- **What the exercise asks**
Line count for "image": state how many lines of the listing below contain it, without anything else.

- **Excerpted records**

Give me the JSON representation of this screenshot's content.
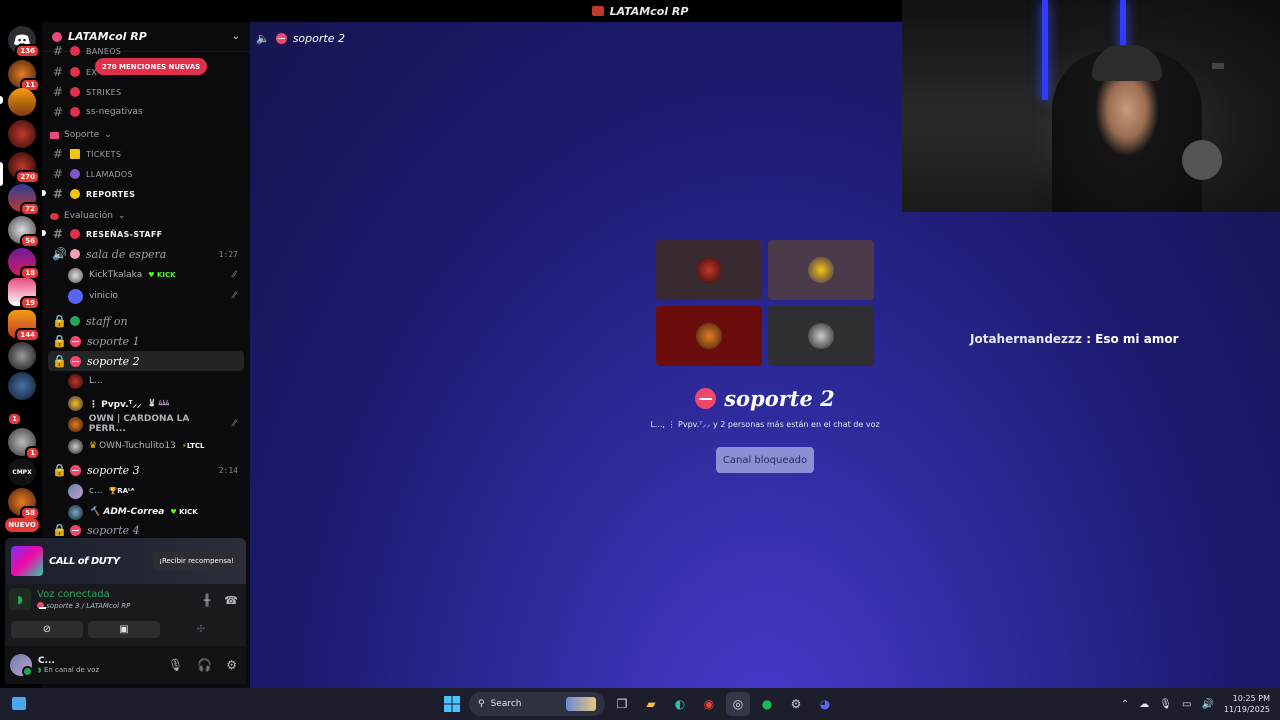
{
  "window": {
    "title": "LATAMcol RP"
  },
  "rail": {
    "badges": [
      "136",
      "11",
      "270",
      "72",
      "56",
      "18",
      "19",
      "144",
      "1",
      "1",
      "58"
    ],
    "nuevo_label": "NUEVO"
  },
  "guild": {
    "name": "LATAMcol RP",
    "mentions_label": "270 MENCIONES NUEVAS"
  },
  "channels": {
    "baneos": "BANEOS",
    "ex": "EX",
    "strikes": "STRIKES",
    "ss_negativas": "ss-negativas",
    "cat_soporte": "Soporte",
    "tickets": "TICKETS",
    "llamados": "LLAMADOS",
    "reportes": "REPORTES",
    "cat_evaluacion": "Evaluación",
    "resenas_staff": "RESEÑAS-STAFF",
    "sala_espera": "sala de espera",
    "sala_espera_time": "1:27",
    "staff_on": "staff on",
    "soporte1": "soporte 1",
    "soporte2": "soporte 2",
    "soporte3": "soporte 3",
    "soporte3_time": "2:14",
    "soporte4": "soporte 4"
  },
  "voice_users": {
    "sala": [
      {
        "name": "KickTkalaka",
        "tag": "KICK"
      },
      {
        "name": "vinicio",
        "tag": ""
      }
    ],
    "soporte2": [
      {
        "name": "L...",
        "tag": ""
      },
      {
        "name": "⋮ Pvpv.ᵀ⸝⸝",
        "tag": ""
      },
      {
        "name": "OWN | CARDONA LA PERR...",
        "tag": ""
      },
      {
        "name": "OWN-Tuchulito13",
        "tag": "LTCL"
      }
    ],
    "soporte3": [
      {
        "name": "c...",
        "tag": "RAᴸᴬ"
      },
      {
        "name": "ADM-Correa",
        "tag": "KICK"
      }
    ]
  },
  "promo": {
    "game": "CALL of DUTY",
    "reward": "¡Recibir recompensa!"
  },
  "voice_panel": {
    "status": "Voz conectada",
    "location": "soporte 3 / LATAMcol RP"
  },
  "userbar": {
    "name": "C...",
    "status": "En canal de voz"
  },
  "stage": {
    "header": "soporte 2",
    "title": "soporte 2",
    "subtitle": "L..., ⋮ Pvpv.ᵀ⸝⸝ y 2 personas más están en el chat de voz",
    "locked_button": "Canal bloqueado"
  },
  "chat_overlay": {
    "user": "Jotahernandezzz",
    "message": " : Eso mi amor"
  },
  "taskbar": {
    "search_placeholder": "Search",
    "time": "10:25 PM",
    "date": "11/19/2025"
  }
}
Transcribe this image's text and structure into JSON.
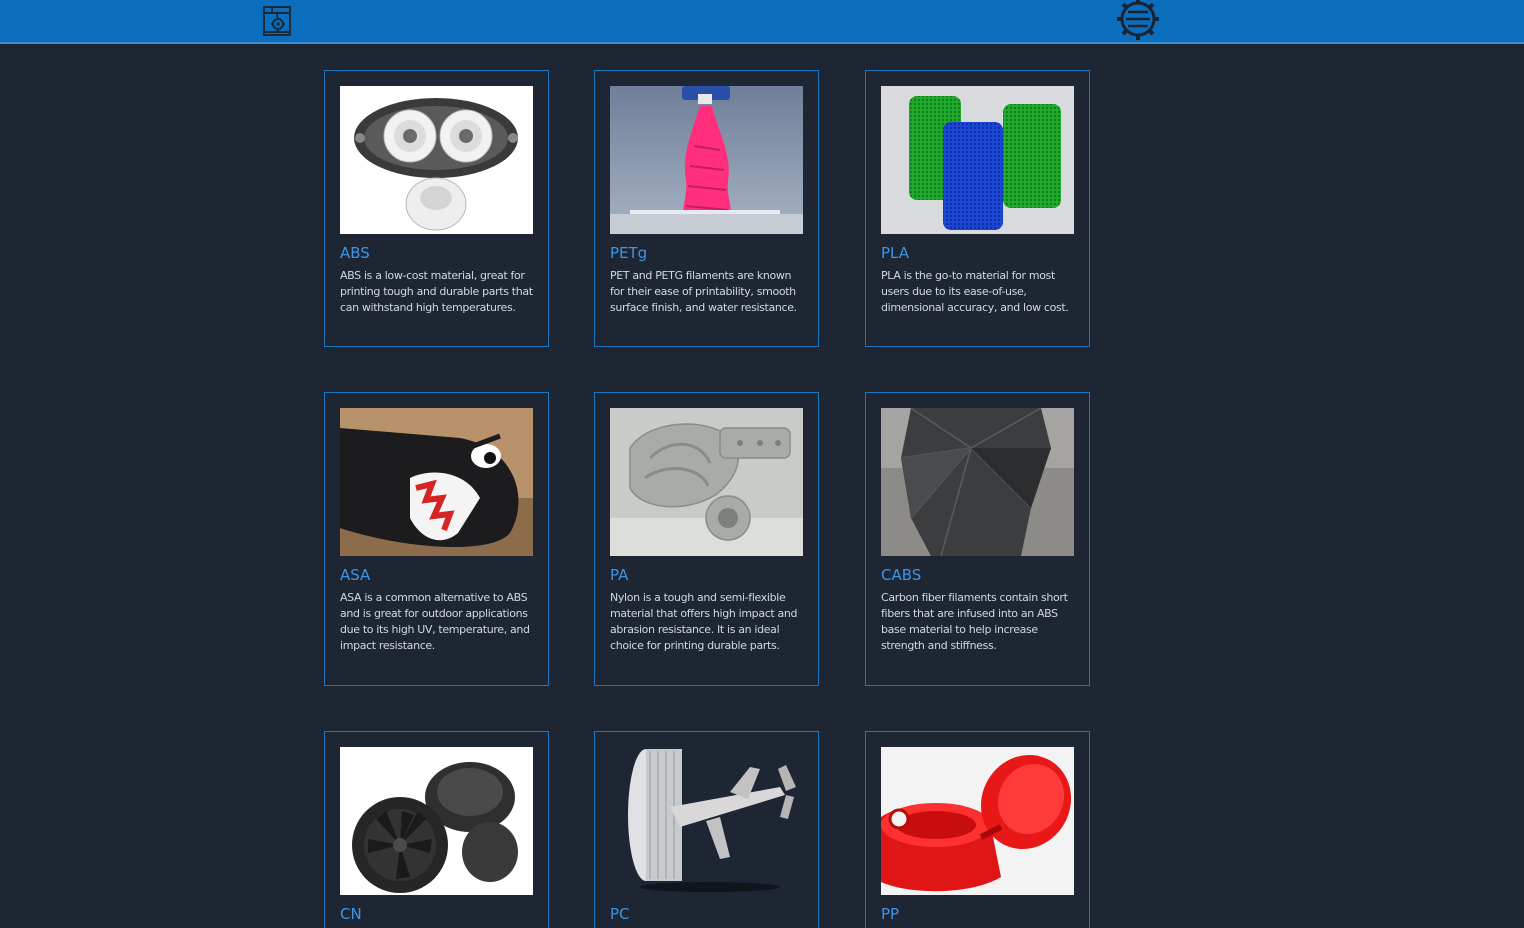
{
  "header": {
    "logo_icon": "printer-gear-logo-icon",
    "menu_icon": "gear-hamburger-menu-icon",
    "background": "#0a6ebd"
  },
  "materials": [
    {
      "name": "ABS",
      "description": "ABS is a low-cost material, great for printing tough and durable parts that can withstand high temperatures.",
      "image": "white-gear-pump"
    },
    {
      "name": "PETg",
      "description": "PET and PETG filaments are known for their ease of printability, smooth surface finish, and water resistance.",
      "image": "pink-vase-on-printer-bed"
    },
    {
      "name": "PLA",
      "description": "PLA is the go-to material for most users due to its ease-of-use, dimensional accuracy, and low cost.",
      "image": "green-blue-mesh-cups"
    },
    {
      "name": "ASA",
      "description": "ASA is a common alternative to ABS and is great for outdoor applications due to its high UV, temperature, and impact resistance.",
      "image": "bullet-bill-print"
    },
    {
      "name": "PA",
      "description": "Nylon is a tough and semi-flexible material that offers high impact and abrasion resistance. It is an ideal choice for printing durable parts.",
      "image": "grey-intake-manifold"
    },
    {
      "name": "CABS",
      "description": "Carbon fiber filaments contain short fibers that are infused into an ABS base material to help increase strength and stiffness.",
      "image": "dark-faceted-vase"
    },
    {
      "name": "CN",
      "description": "",
      "image": "black-ducted-fan-parts"
    },
    {
      "name": "PC",
      "description": "",
      "image": "clear-spool-and-airplane"
    },
    {
      "name": "PP",
      "description": "",
      "image": "red-flip-cap"
    }
  ],
  "colors": {
    "page_bg": "#1e2634",
    "card_border": "#1d76c0",
    "title": "#3d95e6",
    "text": "#d2d7df"
  }
}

- **Answer to the problem**
10